Expanding Child Care for Student Parents and Training Pathways for Early Childhood Educators

The NGA Center in partnership with Education Strategy Group held a virtual action lab focused on expanding access to and affordability of childcare for student parents and the development of quality training pathways for early childhood educators.

Access to affordable, quality childcare and early learning has become an increasing challenge for parents seeking to access education and workforce opportunities. This problem has been exacerbated by the shortage of early childhood and childcare workers. To support states in tackling these challenges, the National Governors Association Center for Best Practices (NGA Center), in partnership with Education Strategy Group (ESG), held a virtual action lab focused on expanding access to and affordability of childcare for student parents and the development of quality training pathways for early childhood educators. This event was the last in a series of State Equitable Recovery Coalition action labs, supported by the Siemens Foundation, which brought together state teams and national experts in a workshop setting to focus on actions state leaders could take to address these issues. Eleven state cross-agency teams came together for this learning opportunity–including Governors’ policy advisors, health and human services agency staff, postsecondary education leaders and workforce agency staff. In this learning space, state teams were able to hear from their peers and national experts about how they might address this critical access and workforce issue.

The first day of the action lab focused on analyzing innovative models from three states, as well as learning insights from national experts on early childhood development, prekindergarten through grade 12, and postsecondary education. A speaker from Minnesota presented attendees with information on their Postsecondary Child Care Grant, which provides financial assistance to students who have children 12 and under as well as helps to pay for child care while pursuing a postsecondary education, among other benefits. The speaker walked state teams through the program’s background and the unique aspects and allocation of funding for the project.  Presenters from North Dakota shared updates for their ongoing work based around strengthening early childhood care. Through House Bill’s 1416 & 1466, North Dakota established an “early childhood” division within their Department of Health and Human Services to support state child care workforce needs, created an early childhood grant to help fund established best practices that are at least four-years old, and allowed for grant funds to be put towards resources for classrooms. Following those updates, the North Dakota presenters provided an overview of their partnership with The Hunt Institute, who helped the state better analyze their data and make informed policy decisions moving forward. Some of the results of that work can be found here. The final state to present was Oklahoma, which provided a walkthrough on their innovative model of non-traditional hour care and their budding innovations in the childcare sector, including a childcare best practices database that is under development with national partners.
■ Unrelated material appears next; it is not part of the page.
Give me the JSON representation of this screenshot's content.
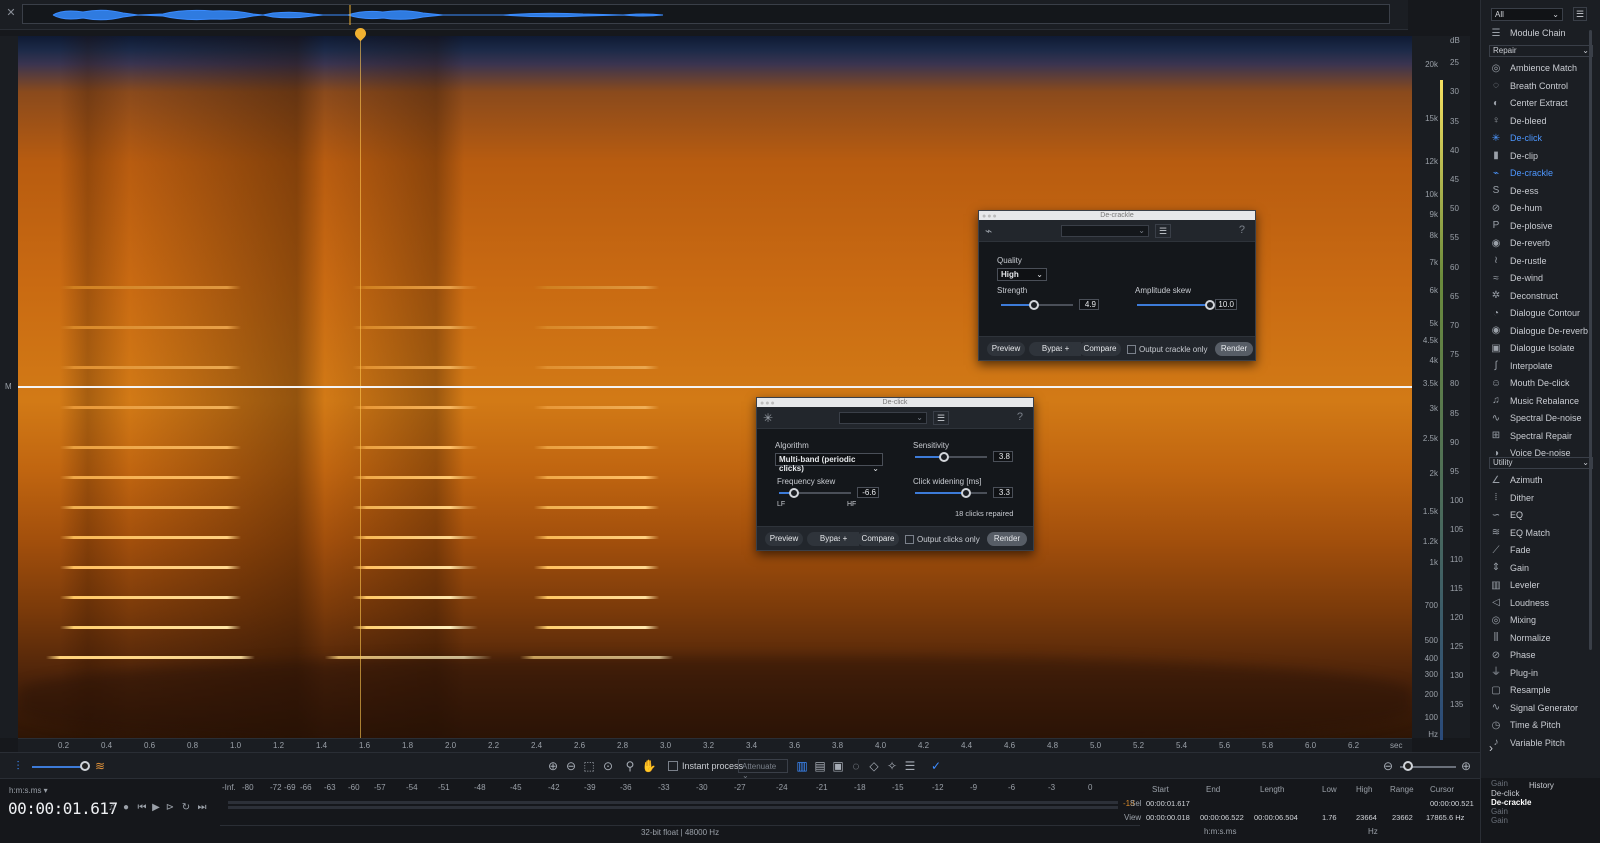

In addition to discussing promising state models, attendees also learned about research from two key national research organizations–Bipartisan Policy Center (BPC) and The Education Trust. BPC walked attendees through their recently released Early Head Start Child Care Partnerships Roadmap and accompanying report, which addresses how Early Head Start Child Care Partnerships can help increase access to holistic, high-quality infant and toddler care for more children. The session engaged state leaders in a conversation about policy options available to them to develop and enhance these critical partnerships. The Education Trust presenters then followed up with a deep dive into two of their resources focused on childcare access for student parent populations: For Student Parents, The Biggest Hurdles to A Higher Education are Costs and Finding Child Care and Many Determined College Students Are Also Dedicated Parents: A Preview of the Student Parent Affordability Report. These resources include key state metrics in these fields, data highlights, and a set of recommendations to combat these problems.

The National Database of Childcare Prices (NDCP) is a new,  comprehensive federal source of information on childcare prices at the county level in the United States. The NDCP offers childcare price data by childcare provider type and age of children (ages 0-12). Childcare prices are presented for the most recent year of data collection, 2018, as well as adjusted for inflation to estimate 2022 costs. Visit here to download the data and view interactive maps.

This event was part of a continuing effort to support Governors’ offices in state planning and program development connected to expanding childcare access and affordability while also investing in quality training pathways for early childhood educators. Several NGA Center policy teams continue to work with and across a range of state constituencies to map resources and identify areas of improvement within this space.

This article was developed by Charles Schonberger, NGA Center for Best Practices. For more information on Governors’ child care efforts please contact communications@nga.org.